The law protects tenants against mistreatment and landlords who ignore their tenants' rights are courting disaster. In one case that strikingly proved the point , a landlord who unlawfully entered his tenant's bedsit and threw out his possessions ended up...

Internet Search Confusion Not Enough for Trade Mark Infringement

Argos is a well-known retailer in the UK and owns its trade name. However, the argos.com web domain is owned by a US company which specialises in computer-aided design and that company uses 'Argos' on its website as well as in its domain name. Argos took...

Failure to Take Advice Proves Costly in Family Arrangement

No matter how much you may trust relatives or close friends, you should never sign important documents without independent legal advice. In one case that proves the point, a man put his name to a deed that was put before him by his brother but which...

Get it Right or Else

A recent case illustrates the sort of consequences that can arise from failing to take sufficient care over details when completing a claim for overpaid tax. The claim was made by a group of companies for repayment of VAT wrongly paid. It failed, however,...

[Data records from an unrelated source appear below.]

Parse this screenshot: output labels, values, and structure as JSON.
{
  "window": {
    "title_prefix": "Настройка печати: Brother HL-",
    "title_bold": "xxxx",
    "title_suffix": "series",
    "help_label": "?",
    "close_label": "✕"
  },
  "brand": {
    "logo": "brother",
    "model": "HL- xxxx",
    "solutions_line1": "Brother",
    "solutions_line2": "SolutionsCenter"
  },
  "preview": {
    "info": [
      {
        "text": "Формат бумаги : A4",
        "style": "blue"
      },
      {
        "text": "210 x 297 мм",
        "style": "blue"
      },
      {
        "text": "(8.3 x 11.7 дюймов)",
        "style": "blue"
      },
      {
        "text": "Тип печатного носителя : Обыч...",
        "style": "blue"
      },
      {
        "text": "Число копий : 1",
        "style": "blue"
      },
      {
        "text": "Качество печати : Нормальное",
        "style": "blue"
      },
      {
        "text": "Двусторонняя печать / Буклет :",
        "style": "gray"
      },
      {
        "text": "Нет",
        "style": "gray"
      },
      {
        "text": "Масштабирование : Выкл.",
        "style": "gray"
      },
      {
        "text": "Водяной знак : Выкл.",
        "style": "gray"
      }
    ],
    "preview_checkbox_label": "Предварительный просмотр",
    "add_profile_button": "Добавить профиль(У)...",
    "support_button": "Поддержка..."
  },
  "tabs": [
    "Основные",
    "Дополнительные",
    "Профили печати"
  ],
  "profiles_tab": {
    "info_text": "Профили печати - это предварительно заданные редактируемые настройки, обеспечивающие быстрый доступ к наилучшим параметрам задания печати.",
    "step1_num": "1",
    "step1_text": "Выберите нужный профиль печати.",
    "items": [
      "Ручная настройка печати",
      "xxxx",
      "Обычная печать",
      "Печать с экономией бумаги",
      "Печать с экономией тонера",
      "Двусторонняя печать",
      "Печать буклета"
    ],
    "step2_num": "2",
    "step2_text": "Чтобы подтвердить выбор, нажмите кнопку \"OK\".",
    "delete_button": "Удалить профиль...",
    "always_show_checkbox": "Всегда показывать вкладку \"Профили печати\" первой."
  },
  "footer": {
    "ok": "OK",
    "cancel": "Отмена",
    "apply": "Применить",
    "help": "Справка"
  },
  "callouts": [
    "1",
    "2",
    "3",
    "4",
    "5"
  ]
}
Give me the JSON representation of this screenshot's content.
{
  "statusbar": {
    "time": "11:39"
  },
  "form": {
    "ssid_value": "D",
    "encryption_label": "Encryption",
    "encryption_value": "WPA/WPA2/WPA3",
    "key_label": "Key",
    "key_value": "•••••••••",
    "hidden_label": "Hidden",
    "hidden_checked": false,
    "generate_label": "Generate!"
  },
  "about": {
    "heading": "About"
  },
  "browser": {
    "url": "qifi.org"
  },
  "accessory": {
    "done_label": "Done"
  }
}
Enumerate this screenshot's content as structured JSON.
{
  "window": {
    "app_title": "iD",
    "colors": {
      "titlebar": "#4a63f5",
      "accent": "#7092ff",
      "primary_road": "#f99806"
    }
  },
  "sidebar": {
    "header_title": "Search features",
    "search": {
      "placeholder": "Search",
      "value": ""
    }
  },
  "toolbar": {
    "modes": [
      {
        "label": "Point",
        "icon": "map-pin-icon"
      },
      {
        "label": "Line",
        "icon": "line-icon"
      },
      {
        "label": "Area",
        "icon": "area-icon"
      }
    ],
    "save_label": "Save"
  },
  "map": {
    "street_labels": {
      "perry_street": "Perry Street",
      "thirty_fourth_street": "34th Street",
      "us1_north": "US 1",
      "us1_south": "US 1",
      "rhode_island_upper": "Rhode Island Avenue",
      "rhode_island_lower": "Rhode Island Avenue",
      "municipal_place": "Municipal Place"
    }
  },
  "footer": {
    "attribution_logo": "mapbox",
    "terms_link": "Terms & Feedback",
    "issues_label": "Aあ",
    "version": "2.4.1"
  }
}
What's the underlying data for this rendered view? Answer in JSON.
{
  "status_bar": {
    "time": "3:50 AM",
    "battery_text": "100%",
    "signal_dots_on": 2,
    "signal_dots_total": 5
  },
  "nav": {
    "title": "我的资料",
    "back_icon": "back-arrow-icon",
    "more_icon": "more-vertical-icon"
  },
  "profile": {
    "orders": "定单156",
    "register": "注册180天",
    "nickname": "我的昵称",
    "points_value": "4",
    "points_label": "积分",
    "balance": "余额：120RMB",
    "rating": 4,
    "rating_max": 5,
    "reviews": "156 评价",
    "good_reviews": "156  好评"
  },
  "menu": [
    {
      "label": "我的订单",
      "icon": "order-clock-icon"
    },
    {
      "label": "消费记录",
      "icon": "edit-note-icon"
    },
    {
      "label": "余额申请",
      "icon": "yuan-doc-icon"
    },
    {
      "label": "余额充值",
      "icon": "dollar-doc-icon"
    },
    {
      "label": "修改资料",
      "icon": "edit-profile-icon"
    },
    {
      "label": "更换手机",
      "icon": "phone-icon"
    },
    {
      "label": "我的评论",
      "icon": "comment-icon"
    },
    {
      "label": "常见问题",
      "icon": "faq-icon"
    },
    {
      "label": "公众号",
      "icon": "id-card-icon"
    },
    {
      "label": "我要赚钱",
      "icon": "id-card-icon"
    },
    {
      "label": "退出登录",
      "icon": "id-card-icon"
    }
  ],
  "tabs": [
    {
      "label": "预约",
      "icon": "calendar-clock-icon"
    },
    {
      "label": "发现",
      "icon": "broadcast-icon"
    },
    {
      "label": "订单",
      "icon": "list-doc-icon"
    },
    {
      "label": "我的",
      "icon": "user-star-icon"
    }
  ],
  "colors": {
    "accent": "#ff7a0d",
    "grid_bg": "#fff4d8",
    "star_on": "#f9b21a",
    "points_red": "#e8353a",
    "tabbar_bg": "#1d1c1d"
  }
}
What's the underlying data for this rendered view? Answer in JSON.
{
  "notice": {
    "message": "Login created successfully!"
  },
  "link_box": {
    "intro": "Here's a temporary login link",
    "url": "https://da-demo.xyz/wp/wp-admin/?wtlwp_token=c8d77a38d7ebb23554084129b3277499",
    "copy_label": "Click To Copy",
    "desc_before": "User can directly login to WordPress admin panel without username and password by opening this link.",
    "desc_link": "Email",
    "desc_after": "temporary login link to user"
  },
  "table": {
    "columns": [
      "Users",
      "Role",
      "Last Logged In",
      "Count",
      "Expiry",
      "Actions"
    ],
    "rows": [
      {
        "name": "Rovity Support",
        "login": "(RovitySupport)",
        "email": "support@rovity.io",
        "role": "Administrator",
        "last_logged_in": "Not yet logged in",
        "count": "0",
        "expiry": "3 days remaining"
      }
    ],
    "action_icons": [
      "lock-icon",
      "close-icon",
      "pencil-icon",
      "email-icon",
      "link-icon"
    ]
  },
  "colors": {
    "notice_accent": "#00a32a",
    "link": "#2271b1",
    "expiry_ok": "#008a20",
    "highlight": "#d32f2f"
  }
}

High Court Rules on Fall-Out From Wine Company Insolvency

Insolvency proceedings that arise in the midst of an ongoing trading relationship can sometimes result in large sums of money remaining in limbo for a significant period. In one such case, the High Court ruled on the correct destination of more than 870,000...

Restrictive Covenant Modification Enables Home Development

Restrictive covenants often date back many years and a delicate balance sometimes has to be struck between their enforcement and the public interest in efficient use of the increasingly scarce supply of suitable land. In a recent case, the Upper Tribunal...

Pioneering Psychologist Blocks Abusive Use of His Name Online

A recent case in which web searches for a pioneering psychologist led to a website selling shoes and clothes shows the extent to which Nominet, the Internet watchdog, will act to protect the rights that people have in their own names. The psychologist had a...

High Court Encourages Social Workers to Make Use of Facebook

In the Internet era, it is wholly acceptable to use Facebook or other social media to make contact with those who have to be notified of family proceedings. The High Court made that point after being forced to abandon an adoption hearing due to a failure...

Engineers Must Pay for Defective Design of Seaside Storm Culvert

Contract arbitrators' decisions are meant to be final and challenging them is always an uphill struggle. This point was illustrated by one case in which the High Court upheld a six-figure award to a local authority in respect of a defectively designed...

Council Obliged to Give Reasons for Approving Stadium Development

There is no statutory requirement for local authorities to give reasons for granting planning consent. However, an important Court of Appeal case concerning a football club's controversial plans to build a new stadium in the Green Belt showed that there is...
  • Page 1 of 4